As mentioned previously, curcumin is safe but a few precautions need to be noted:
- Gastric side effect: High dose curcumin may cause stomach upset like symptoms. To avoid this reduce the dose of curcumin and increase gradually if needed. Also, it is advisable to consume it after meals.
- Anti-platelet activity: Curcumin’s antiplatelet activity has been proven in animal studies. Therefore if you are taking a blood thinner or anticoagulant please consult a health practitioner before taking curcumin. To avoid bleeding risks, discontinue use of curcumin 2 weeks prior to any surgical procedure.
- Pregnancy and lactation: The safety of curcumin supplements in pregnancy and lactation hasn’t been confirmed. Hence it is advisable to avoid them in such case.

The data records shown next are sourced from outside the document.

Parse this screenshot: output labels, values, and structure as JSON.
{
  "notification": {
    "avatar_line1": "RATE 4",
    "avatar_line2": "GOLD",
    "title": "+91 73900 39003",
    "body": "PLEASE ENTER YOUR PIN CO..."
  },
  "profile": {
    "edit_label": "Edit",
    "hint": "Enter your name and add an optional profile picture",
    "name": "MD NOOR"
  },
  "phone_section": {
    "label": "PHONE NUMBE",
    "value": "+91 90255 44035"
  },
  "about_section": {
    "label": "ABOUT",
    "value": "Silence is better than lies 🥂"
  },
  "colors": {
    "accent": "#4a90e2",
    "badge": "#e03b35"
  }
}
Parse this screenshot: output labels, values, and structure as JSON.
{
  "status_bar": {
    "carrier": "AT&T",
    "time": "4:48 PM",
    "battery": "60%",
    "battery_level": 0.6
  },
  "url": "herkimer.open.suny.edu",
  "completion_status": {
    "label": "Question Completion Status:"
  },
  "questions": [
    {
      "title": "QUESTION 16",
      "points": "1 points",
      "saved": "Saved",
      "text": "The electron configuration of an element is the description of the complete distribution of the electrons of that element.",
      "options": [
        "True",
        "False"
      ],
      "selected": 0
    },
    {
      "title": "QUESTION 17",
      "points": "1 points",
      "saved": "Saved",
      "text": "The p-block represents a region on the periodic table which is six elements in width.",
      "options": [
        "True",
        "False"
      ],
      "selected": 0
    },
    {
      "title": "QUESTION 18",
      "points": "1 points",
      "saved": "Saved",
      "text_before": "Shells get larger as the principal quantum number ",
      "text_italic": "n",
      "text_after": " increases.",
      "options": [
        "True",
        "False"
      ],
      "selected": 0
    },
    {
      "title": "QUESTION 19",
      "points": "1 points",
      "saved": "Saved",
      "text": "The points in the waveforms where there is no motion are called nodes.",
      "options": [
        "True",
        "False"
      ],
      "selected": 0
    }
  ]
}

- Drug interaction: Curcumin interferes in drug metabolism activity and hence it is advised not to take it concomitantly with any medication. It is best to maintain 3-4 hour gap.
- Gallbladder obstruction: Research proves curcumin can cause gall bladder obstruction at low doses so if suffering from active gallbladder obstruction, avoid curcumin supplements as it may cause painful contractions.
Curcumin is one of the bioactive compounds found in the herb and spice turmeric. Curcuminoids are other compounds that are related to curcumin and found naturally in turmeric.
Since over the last decade, curcumin has been actively researched upon and over 200 pharmacological properties of curcumin have been identified.
Curcumin has limited bioavailability but despite of that, it shows therapeutic activity by virtue of its metabolites.
Curcumin’s low bioavailability can be counteracted by adjuvants like bioperine.
The mechanism behind curcumin’s unique action to act on multiple biochemical targets is still not clearly identified by science but this property of curcumin makes it an attractive wholesome approach of treating and managing various health conditions.
Dietary turmeric is a great way of getting your daily dose of curcumin for health benefits.